Most rafting providers stretch the trips over multiple days, providing the opportunity to camp along the riverbanks. It is a truly unique and immersive outdoor experience.

Ocoee River, Tennessee

Last but in no way least, the Ocoee River is Tennessee’s whitewater rafting jewel with Olympic history. You could say that the 1996 Summer Olympics gave the river international recognition.

The historic event put the river on the map, with spectators immensely impressed by the challenging rapids on the Middle Ocoee section. In addition, the Upper Ocoee’s riverbed presented a narrow passage that required professional maneuvers.

Rafting on Ocoee River, Tennessee

Today, Middle and Upper Ocoee receive enthusiasts looking to raft as Olympians did in 1996. Middle Ocoee stretches for about half a day, where you can paddle through five miles of Class III and IV rapids such as Double Trouble, Powerhouse, Table Saw, and Broken Nose.

Expect stunning views of the Smoky Mountains and lush forests breaking through the gorges. Alternatively, you could sign up for a combination of Upper and Middle Ocoee, enjoying five extra miles of cascading Class III and IV rapids.

And if you truly want to immerse yourself in the experience, sign up for the readily available guided tours for insight into all the best routes and titbits about the scenery. After the 2022 fire, there is no time to visit the location than the present!

Final Observation: The Best White Water Rafting In The US

It’s clear that the United States is a treasure trove of exciting and scenic whitewater rafting locations.

Each river offers unique features and experiences– from the breathtaking rapids of the Colorado River surrounded by the Grand Canyon to the Gauley River adventure made for experienced enthusiasts.

You could raft as the Olympians did along the Ocoee River or recreate your ‘Deliverance’ story along the protected Chattooga River. Whichever you choose, expect the rapids to mark an infinite memory of thrills, scenic landscapes, and lots of water fun!

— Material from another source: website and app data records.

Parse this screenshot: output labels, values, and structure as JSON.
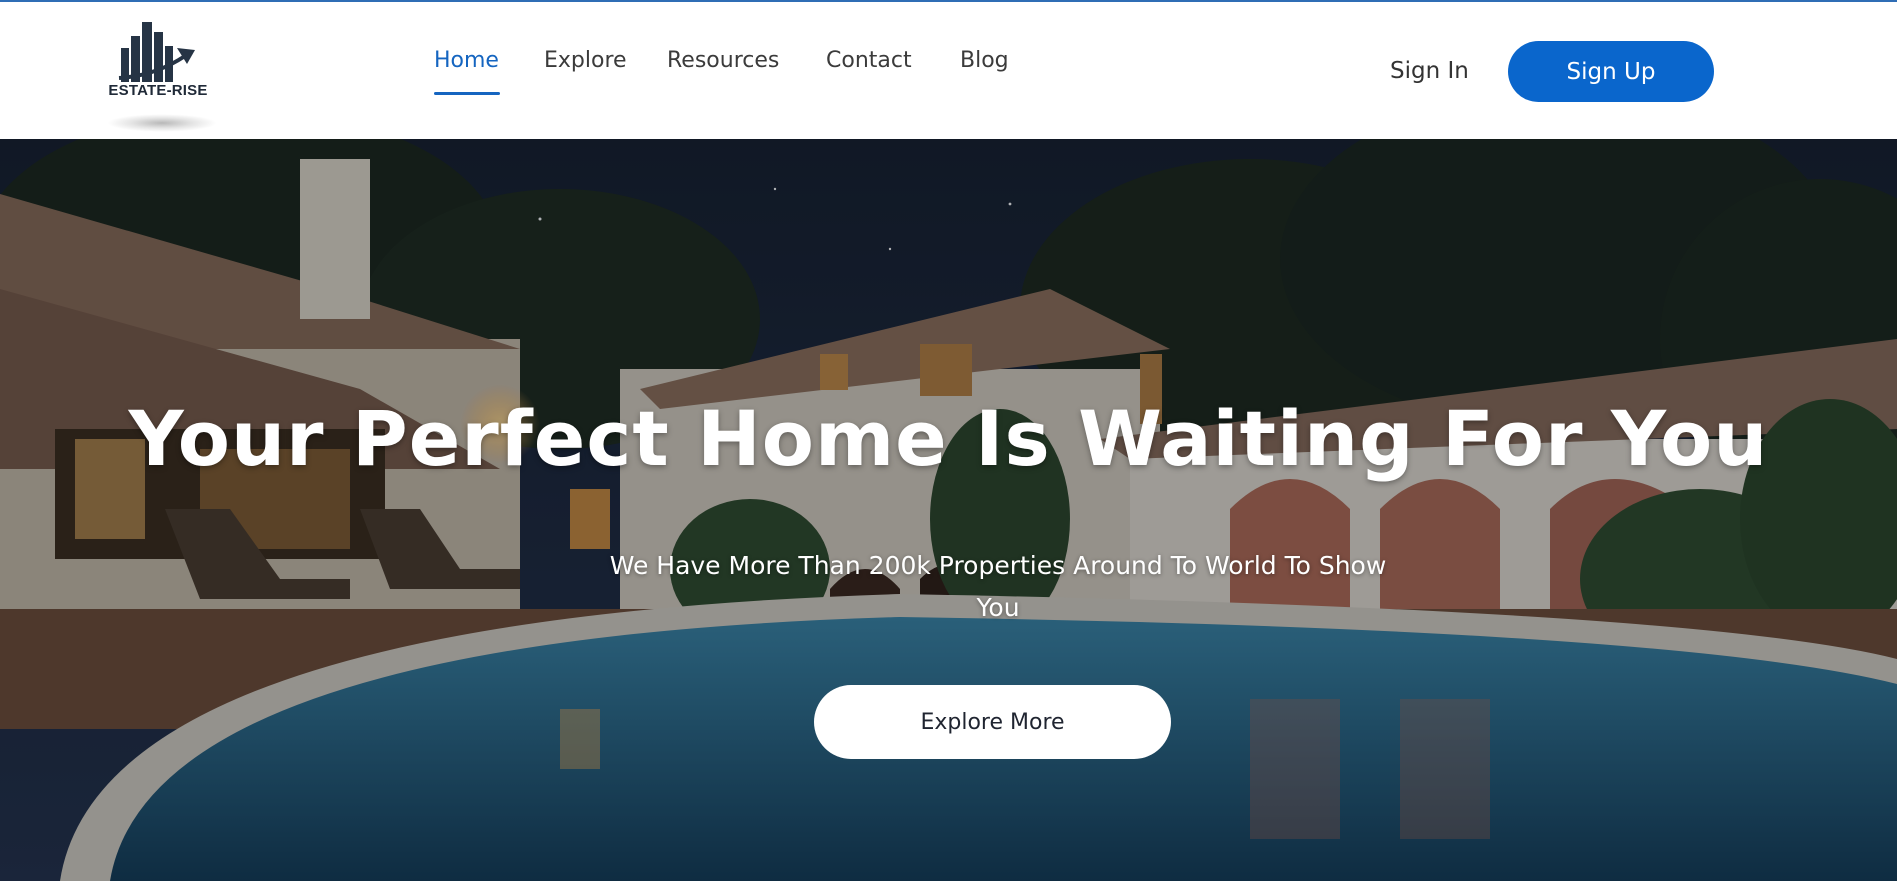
{
  "brand": {
    "name": "ESTATE-RISE",
    "logo_icon": "building-arrow-icon"
  },
  "nav": {
    "items": [
      {
        "label": "Home",
        "active": true
      },
      {
        "label": "Explore",
        "active": false
      },
      {
        "label": "Resources",
        "active": false
      },
      {
        "label": "Contact",
        "active": false
      },
      {
        "label": "Blog",
        "active": false
      }
    ]
  },
  "auth": {
    "sign_in_label": "Sign In",
    "sign_up_label": "Sign Up"
  },
  "hero": {
    "title": "Your Perfect Home Is Waiting For You",
    "subtitle": "We Have More Than 200k Properties Around To World To Show You",
    "cta_label": "Explore More"
  },
  "colors": {
    "accent": "#0a66cc",
    "nav_active": "#1565c0",
    "text_dark": "#3b3b3b"
  }
}
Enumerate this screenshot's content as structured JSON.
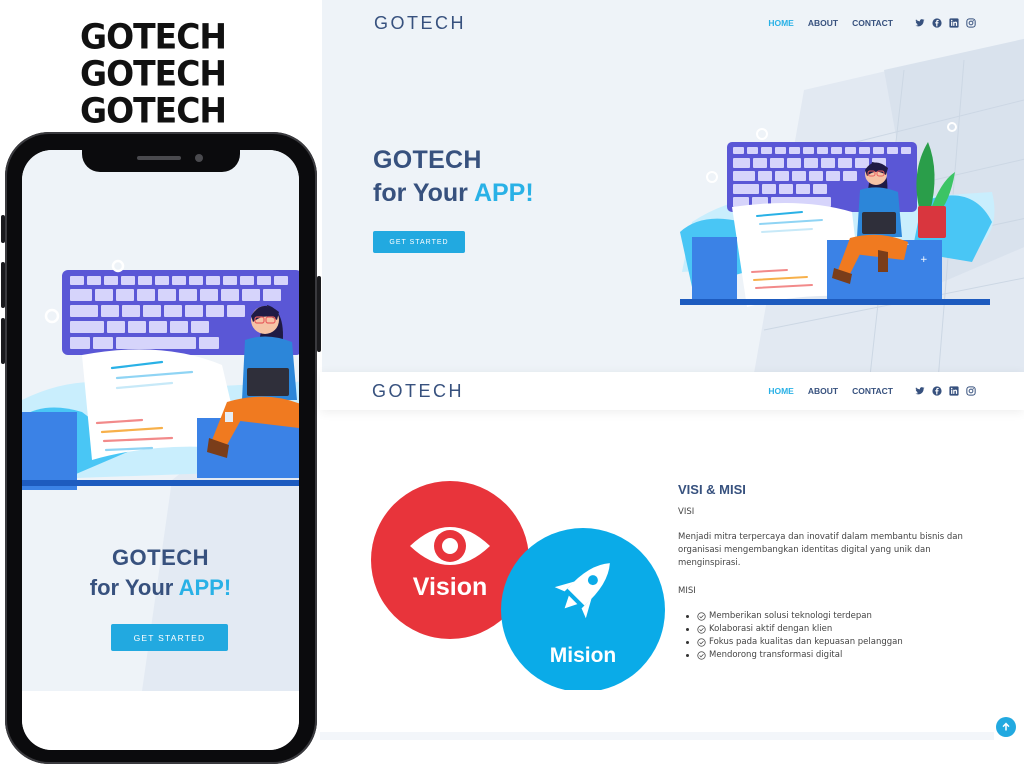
{
  "branding": {
    "lines": [
      "GOTECH",
      "GOTECH",
      "GOTECH"
    ]
  },
  "phone": {
    "hero_title_line1": "GOTECH",
    "hero_title_line2_prefix": "for Your",
    "hero_title_line2_accent": "APP!",
    "cta_label": "GET STARTED"
  },
  "desktop_hero": {
    "logo": "GOTECH",
    "nav": {
      "home": "HOME",
      "about": "ABOUT",
      "contact": "CONTACT"
    },
    "title_line1": "GOTECH",
    "title_line2_prefix": "for Your",
    "title_line2_accent": "APP!",
    "cta_label": "GET STARTED",
    "social_icons": [
      "twitter-icon",
      "facebook-icon",
      "linkedin-icon",
      "instagram-icon"
    ]
  },
  "desktop_section2": {
    "logo": "GOTECH",
    "nav": {
      "home": "HOME",
      "about": "ABOUT",
      "contact": "CONTACT"
    },
    "vision_label": "Vision",
    "mission_label": "Mision",
    "heading": "VISI & MISI",
    "visi_title": "VISI",
    "visi_text": "Menjadi mitra terpercaya dan inovatif dalam membantu bisnis dan organisasi mengembangkan identitas digital yang unik dan menginspirasi.",
    "misi_title": "MISI",
    "misi_items": [
      "Memberikan solusi teknologi terdepan",
      "Kolaborasi aktif dengan klien",
      "Fokus pada kualitas dan kepuasan pelanggan",
      "Mendorong transformasi digital"
    ]
  },
  "colors": {
    "primary": "#37517e",
    "accent": "#29b1e6",
    "button": "#22a9e0",
    "vision_red": "#e8343b",
    "mission_blue": "#0aabe8"
  }
}
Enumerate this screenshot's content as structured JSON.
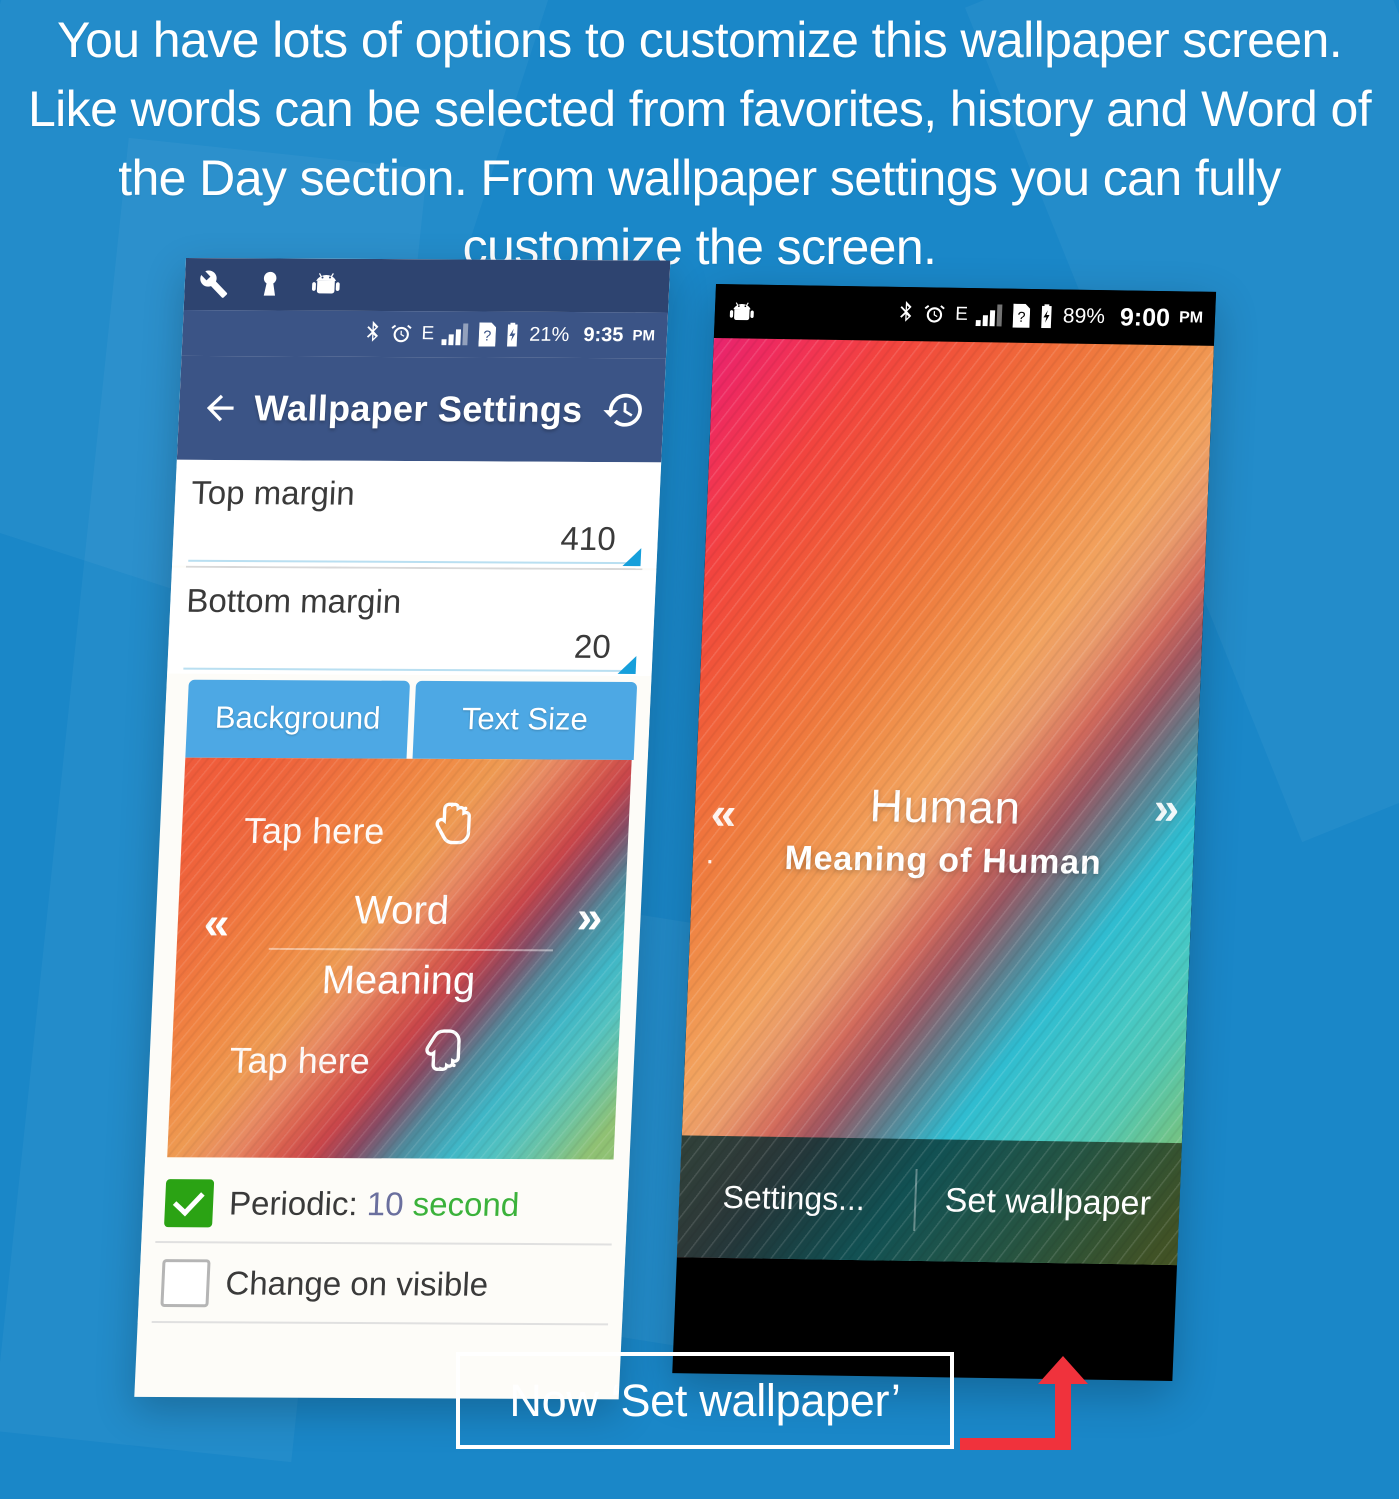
{
  "headline": "You have lots of options to customize this wallpaper screen. Like words can be selected from favorites, history and Word of the Day section. From wallpaper settings you can fully customize the screen.",
  "colors": {
    "background_blue": "#1a87c8",
    "appbar_blue": "#3b5486",
    "notification_blue": "#2e4470",
    "tab_blue": "#4da8e4",
    "slider_accent": "#169fdb",
    "checkbox_green": "#2ba314",
    "unit_green": "#3bb23b",
    "arrow_red": "#f0323c",
    "caption_border": "#ffffff"
  },
  "left_phone": {
    "notification_icons": [
      "wrench-icon",
      "keyhole-icon",
      "android-head-icon"
    ],
    "status_bar": {
      "icons": [
        "bluetooth-icon",
        "alarm-icon",
        "edge-signal-icon",
        "sim-question-icon",
        "battery-charging-icon"
      ],
      "battery_percent": "21%",
      "time": "9:35",
      "meridiem": "PM"
    },
    "appbar": {
      "back_icon": "back-arrow-icon",
      "title": "Wallpaper Settings",
      "history_icon": "history-icon"
    },
    "settings_rows": [
      {
        "label": "Top margin",
        "value": "410"
      },
      {
        "label": "Bottom margin",
        "value": "20"
      }
    ],
    "tabs": [
      {
        "label": "Background"
      },
      {
        "label": "Text Size"
      }
    ],
    "preview": {
      "tap_top": "Tap here",
      "word": "Word",
      "meaning": "Meaning",
      "tap_bottom": "Tap here",
      "prev": "«",
      "next": "»",
      "hand_top_icon": "hand-point-down-icon",
      "hand_bottom_icon": "hand-point-up-icon"
    },
    "checkboxes": [
      {
        "label": "Periodic: ",
        "number": "10",
        "unit": " second",
        "checked": true
      },
      {
        "label": "Change on visible",
        "number": "",
        "unit": "",
        "checked": false
      }
    ]
  },
  "right_phone": {
    "status_bar": {
      "left_icon": "android-head-icon",
      "icons": [
        "bluetooth-icon",
        "alarm-icon",
        "edge-signal-icon",
        "sim-question-icon",
        "battery-charging-icon"
      ],
      "battery_percent": "89%",
      "time": "9:00",
      "meridiem": "PM"
    },
    "wallpaper": {
      "word": "Human",
      "meaning": "Meaning of Human",
      "prev": "«",
      "next": "»",
      "marker": "·"
    },
    "bottom_bar": {
      "settings_label": "Settings...",
      "set_wallpaper_label": "Set wallpaper"
    }
  },
  "caption": {
    "text": "Now ‘Set wallpaper’",
    "arrow_icon": "up-arrow-callout-icon"
  }
}
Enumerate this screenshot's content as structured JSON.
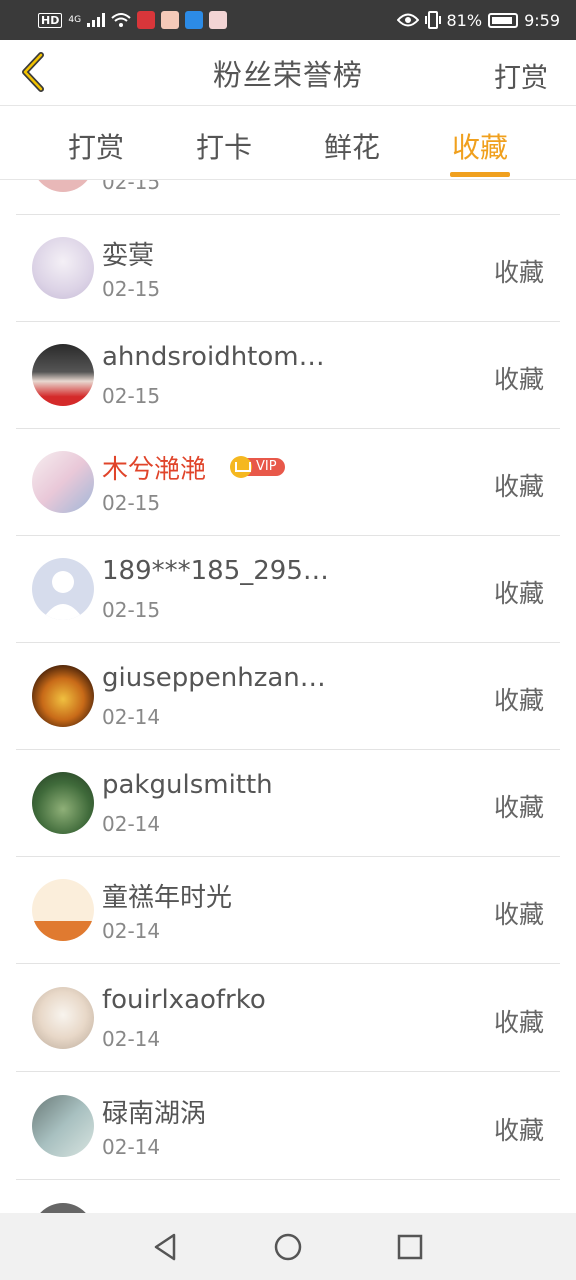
{
  "status_bar": {
    "left_hd": "HD",
    "left_network": "4G",
    "battery_percent": "81%",
    "time": "9:59"
  },
  "header": {
    "title": "粉丝荣誉榜",
    "right_action": "打赏"
  },
  "tabs": [
    {
      "label": "打赏",
      "active": false
    },
    {
      "label": "打卡",
      "active": false
    },
    {
      "label": "鲜花",
      "active": false
    },
    {
      "label": "收藏",
      "active": true
    }
  ],
  "list": {
    "partial_top": {
      "date": "02-15"
    },
    "rows": [
      {
        "name": "娈蓂",
        "date": "02-15",
        "action": "收藏",
        "vip": false
      },
      {
        "name": "ahndsroidhtom…",
        "date": "02-15",
        "action": "收藏",
        "vip": false
      },
      {
        "name": "木兮滟滟",
        "date": "02-15",
        "action": "收藏",
        "vip": true,
        "vip_label": "VIP"
      },
      {
        "name": "189***185_295…",
        "date": "02-15",
        "action": "收藏",
        "vip": false
      },
      {
        "name": "giuseppenhzan…",
        "date": "02-14",
        "action": "收藏",
        "vip": false
      },
      {
        "name": "pakgulsmitth",
        "date": "02-14",
        "action": "收藏",
        "vip": false
      },
      {
        "name": "童禚年时光",
        "date": "02-14",
        "action": "收藏",
        "vip": false
      },
      {
        "name": "fouirlxaofrko",
        "date": "02-14",
        "action": "收藏",
        "vip": false
      },
      {
        "name": "碌南湖涡",
        "date": "02-14",
        "action": "收藏",
        "vip": false
      }
    ]
  },
  "colors": {
    "accent": "#f0a01e",
    "vip_name": "#e0442a",
    "vip_badge": "#e8584a",
    "status_bar": "#3a3a3a"
  },
  "nav": {
    "icons": [
      "back-triangle-icon",
      "home-circle-icon",
      "recents-square-icon"
    ]
  }
}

And before you go, learn about what you should wear (and not wear) when going rafting.